Source: Zuckerberg got off lightly. Why are politicians so bad at asking questions? | Jonathan Freedland | Opinion | The Guardian
While the site’s privacy troubles are recent, users have known about its other shortcomings for years. That Facebook can make us miserable is old news: so many research studies have concluded that it negatively affects our well-being, last year the company conducted its own such study and largely agreed.
“I’ve been impressed by the consistency with which the scientific literature has uncovered negative links,” said Ethan Kross, director of the Emotion and Self-Control Laboratory at the University of Michigan, whose oft-cited 2013 research concluded that Facebook use predicts a decline in users’ well-being.
So why are we all still using the service, really?
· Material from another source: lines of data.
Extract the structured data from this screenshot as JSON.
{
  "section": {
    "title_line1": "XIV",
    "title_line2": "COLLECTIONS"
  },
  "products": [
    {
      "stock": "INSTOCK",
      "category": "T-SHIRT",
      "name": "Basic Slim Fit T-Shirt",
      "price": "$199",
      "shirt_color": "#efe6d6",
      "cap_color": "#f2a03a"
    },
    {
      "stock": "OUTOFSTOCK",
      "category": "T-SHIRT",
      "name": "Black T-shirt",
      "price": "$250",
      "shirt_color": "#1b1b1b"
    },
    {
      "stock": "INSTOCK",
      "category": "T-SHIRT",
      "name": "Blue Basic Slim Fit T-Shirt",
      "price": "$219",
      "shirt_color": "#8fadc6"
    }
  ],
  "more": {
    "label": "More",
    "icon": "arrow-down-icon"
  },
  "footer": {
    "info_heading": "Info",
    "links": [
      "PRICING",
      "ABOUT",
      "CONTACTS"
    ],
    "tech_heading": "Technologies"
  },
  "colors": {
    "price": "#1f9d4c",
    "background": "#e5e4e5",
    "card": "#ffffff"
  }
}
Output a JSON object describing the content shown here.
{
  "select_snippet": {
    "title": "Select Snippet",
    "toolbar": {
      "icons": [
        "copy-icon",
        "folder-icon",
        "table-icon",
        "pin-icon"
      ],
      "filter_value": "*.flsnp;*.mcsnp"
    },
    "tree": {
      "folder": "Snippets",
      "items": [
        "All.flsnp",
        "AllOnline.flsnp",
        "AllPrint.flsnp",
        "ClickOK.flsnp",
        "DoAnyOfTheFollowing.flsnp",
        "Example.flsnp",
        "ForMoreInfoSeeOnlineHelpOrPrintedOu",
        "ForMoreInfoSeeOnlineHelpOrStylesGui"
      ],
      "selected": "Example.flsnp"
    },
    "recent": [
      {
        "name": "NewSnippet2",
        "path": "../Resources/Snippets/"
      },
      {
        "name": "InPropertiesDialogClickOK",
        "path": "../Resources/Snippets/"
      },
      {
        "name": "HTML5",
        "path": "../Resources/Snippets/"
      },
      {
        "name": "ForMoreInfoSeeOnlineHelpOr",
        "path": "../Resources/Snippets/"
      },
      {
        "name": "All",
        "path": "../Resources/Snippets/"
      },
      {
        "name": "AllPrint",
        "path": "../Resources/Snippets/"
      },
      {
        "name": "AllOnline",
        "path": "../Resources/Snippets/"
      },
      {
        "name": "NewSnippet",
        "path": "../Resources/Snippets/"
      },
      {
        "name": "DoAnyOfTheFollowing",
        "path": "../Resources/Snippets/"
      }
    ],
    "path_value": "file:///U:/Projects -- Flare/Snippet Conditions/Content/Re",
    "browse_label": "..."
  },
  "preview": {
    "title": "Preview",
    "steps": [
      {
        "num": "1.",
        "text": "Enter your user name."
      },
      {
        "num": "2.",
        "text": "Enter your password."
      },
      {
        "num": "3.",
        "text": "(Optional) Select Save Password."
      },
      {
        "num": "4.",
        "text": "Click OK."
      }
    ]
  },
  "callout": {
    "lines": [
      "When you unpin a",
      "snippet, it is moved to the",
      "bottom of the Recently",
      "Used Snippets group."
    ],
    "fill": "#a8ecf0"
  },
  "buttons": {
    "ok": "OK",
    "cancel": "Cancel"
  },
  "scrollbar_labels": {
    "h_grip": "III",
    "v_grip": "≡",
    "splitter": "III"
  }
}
What do the experts studying our behavior on Facebook have to say
Source: Commentary: Why hating Facebook won’t stop us from using it
Some major airlines were re-routing flights on Wednesday after Europe’s air traffic control agency warned aircraft flying in the eastern Mediterranean to exercise caution due to possible air strikes into Syria.
Eurocontrol said in a notification published on Tuesday afternoon that air-to-ground and cruise missiles could be used over the following 72 hours and there was a possibility of intermittent disruption to radio navigation equipment.
Source: Braced for air strikes on Syria, some airlines re-route flights
The paper argues that China “is executing a multi-decade plan to transfer technology to increase the size and value-add of its economy…and decrease U.S. relevance globally.”
That plan involves some illegal measures, including industrial espionage and cyber theft, but also perfectly legal forced-joint ventures, acquisitions, and early-stage investment in startups.
When “the Chinese make an investment in an early stage company developing advanced technology, there is an opportunity cost to the U.S. since that company is potentially off-limits for purposes of working with the Defense Department,” it says.
Source: This Pentagon Paper Explains Why the Trump Administration Is Reining In Tech Trade with China – Nextgov